_Task directions:_
Write the listing out again, exactly as it appears.

══ Data extract ══

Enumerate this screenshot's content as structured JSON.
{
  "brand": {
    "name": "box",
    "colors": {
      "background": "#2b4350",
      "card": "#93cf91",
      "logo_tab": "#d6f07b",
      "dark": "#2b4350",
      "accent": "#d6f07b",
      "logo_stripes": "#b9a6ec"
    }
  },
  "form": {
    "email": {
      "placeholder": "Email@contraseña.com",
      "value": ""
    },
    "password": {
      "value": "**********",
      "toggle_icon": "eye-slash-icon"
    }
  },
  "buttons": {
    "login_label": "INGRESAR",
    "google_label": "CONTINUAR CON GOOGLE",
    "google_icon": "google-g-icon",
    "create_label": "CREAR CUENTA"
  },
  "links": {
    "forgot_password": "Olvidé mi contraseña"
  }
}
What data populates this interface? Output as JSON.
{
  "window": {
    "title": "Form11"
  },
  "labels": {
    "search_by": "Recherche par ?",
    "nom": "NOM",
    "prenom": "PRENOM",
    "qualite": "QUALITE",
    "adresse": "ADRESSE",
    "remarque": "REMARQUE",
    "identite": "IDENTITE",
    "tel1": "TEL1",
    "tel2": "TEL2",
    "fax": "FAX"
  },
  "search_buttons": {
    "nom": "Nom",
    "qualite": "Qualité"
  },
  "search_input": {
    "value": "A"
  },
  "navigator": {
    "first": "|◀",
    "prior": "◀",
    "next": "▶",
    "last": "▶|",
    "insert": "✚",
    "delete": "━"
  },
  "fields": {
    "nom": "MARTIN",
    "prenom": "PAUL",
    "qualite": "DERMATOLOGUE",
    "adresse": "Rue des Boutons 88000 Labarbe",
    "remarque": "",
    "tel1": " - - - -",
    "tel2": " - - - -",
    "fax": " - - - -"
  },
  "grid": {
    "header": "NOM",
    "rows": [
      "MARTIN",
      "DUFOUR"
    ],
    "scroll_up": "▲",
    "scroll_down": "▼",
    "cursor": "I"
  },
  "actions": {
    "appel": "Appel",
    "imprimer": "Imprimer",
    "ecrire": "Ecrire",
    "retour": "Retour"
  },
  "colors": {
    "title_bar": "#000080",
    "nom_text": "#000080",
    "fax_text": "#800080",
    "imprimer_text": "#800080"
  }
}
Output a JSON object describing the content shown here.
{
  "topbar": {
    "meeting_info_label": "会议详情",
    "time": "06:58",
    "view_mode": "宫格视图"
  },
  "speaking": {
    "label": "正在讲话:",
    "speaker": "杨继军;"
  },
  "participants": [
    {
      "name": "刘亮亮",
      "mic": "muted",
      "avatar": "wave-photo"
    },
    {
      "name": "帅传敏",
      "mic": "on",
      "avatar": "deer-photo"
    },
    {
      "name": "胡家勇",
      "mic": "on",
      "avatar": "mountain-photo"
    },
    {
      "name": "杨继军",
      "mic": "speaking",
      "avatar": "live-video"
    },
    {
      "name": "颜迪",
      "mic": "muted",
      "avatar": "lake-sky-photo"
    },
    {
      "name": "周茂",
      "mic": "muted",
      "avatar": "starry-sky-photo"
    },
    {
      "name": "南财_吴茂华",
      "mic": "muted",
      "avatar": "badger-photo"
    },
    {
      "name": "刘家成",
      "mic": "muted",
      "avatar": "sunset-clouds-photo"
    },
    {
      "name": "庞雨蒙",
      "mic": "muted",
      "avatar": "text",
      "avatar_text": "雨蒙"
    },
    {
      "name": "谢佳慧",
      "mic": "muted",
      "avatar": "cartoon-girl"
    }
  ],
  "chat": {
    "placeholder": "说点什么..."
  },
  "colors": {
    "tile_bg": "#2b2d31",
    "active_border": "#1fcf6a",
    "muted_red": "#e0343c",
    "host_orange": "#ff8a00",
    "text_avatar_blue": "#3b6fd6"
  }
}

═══

_Worked solution:_
Enumerate this screenshot's content as structured JSON.
{
  "brand": {
    "name": "box",
    "colors": {
      "background": "#2b4350",
      "card": "#93cf91",
      "logo_tab": "#d6f07b",
      "dark": "#2b4350",
      "accent": "#d6f07b",
      "logo_stripes": "#b9a6ec"
    }
  },
  "form": {
    "email": {
      "placeholder": "Email@contraseña.com",
      "value": ""
    },
    "password": {
      "value": "**********",
      "toggle_icon": "eye-slash-icon"
    }
  },
  "buttons": {
    "login_label": "INGRESAR",
    "google_label": "CONTINUAR CON GOOGLE",
    "google_icon": "google-g-icon",
    "create_label": "CREAR CUENTA"
  },
  "links": {
    "forgot_password": "Olvidé mi contraseña"
  }
}
What data populates this interface? Output as JSON.
{
  "window": {
    "title": "Form11"
  },
  "labels": {
    "search_by": "Recherche par ?",
    "nom": "NOM",
    "prenom": "PRENOM",
    "qualite": "QUALITE",
    "adresse": "ADRESSE",
    "remarque": "REMARQUE",
    "identite": "IDENTITE",
    "tel1": "TEL1",
    "tel2": "TEL2",
    "fax": "FAX"
  },
  "search_buttons": {
    "nom": "Nom",
    "qualite": "Qualité"
  },
  "search_input": {
    "value": "A"
  },
  "navigator": {
    "first": "|◀",
    "prior": "◀",
    "next": "▶",
    "last": "▶|",
    "insert": "✚",
    "delete": "━"
  },
  "fields": {
    "nom": "MARTIN",
    "prenom": "PAUL",
    "qualite": "DERMATOLOGUE",
    "adresse": "Rue des Boutons 88000 Labarbe",
    "remarque": "",
    "tel1": " - - - -",
    "tel2": " - - - -",
    "fax": " - - - -"
  },
  "grid": {
    "header": "NOM",
    "rows": [
      "MARTIN",
      "DUFOUR"
    ],
    "scroll_up": "▲",
    "scroll_down": "▼",
    "cursor": "I"
  },
  "actions": {
    "appel": "Appel",
    "imprimer": "Imprimer",
    "ecrire": "Ecrire",
    "retour": "Retour"
  },
  "colors": {
    "title_bar": "#000080",
    "nom_text": "#000080",
    "fax_text": "#800080",
    "imprimer_text": "#800080"
  }
}
Output a JSON object describing the content shown here.
{
  "topbar": {
    "meeting_info_label": "会议详情",
    "time": "06:58",
    "view_mode": "宫格视图"
  },
  "speaking": {
    "label": "正在讲话:",
    "speaker": "杨继军;"
  },
  "participants": [
    {
      "name": "刘亮亮",
      "mic": "muted",
      "avatar": "wave-photo"
    },
    {
      "name": "帅传敏",
      "mic": "on",
      "avatar": "deer-photo"
    },
    {
      "name": "胡家勇",
      "mic": "on",
      "avatar": "mountain-photo"
    },
    {
      "name": "杨继军",
      "mic": "speaking",
      "avatar": "live-video"
    },
    {
      "name": "颜迪",
      "mic": "muted",
      "avatar": "lake-sky-photo"
    },
    {
      "name": "周茂",
      "mic": "muted",
      "avatar": "starry-sky-photo"
    },
    {
      "name": "南财_吴茂华",
      "mic": "muted",
      "avatar": "badger-photo"
    },
    {
      "name": "刘家成",
      "mic": "muted",
      "avatar": "sunset-clouds-photo"
    },
    {
      "name": "庞雨蒙",
      "mic": "muted",
      "avatar": "text",
      "avatar_text": "雨蒙"
    },
    {
      "name": "谢佳慧",
      "mic": "muted",
      "avatar": "cartoon-girl"
    }
  ],
  "chat": {
    "placeholder": "说点什么..."
  },
  "colors": {
    "tile_bg": "#2b2d31",
    "active_border": "#1fcf6a",
    "muted_red": "#e0343c",
    "host_orange": "#ff8a00",
    "text_avatar_blue": "#3b6fd6"
  }
}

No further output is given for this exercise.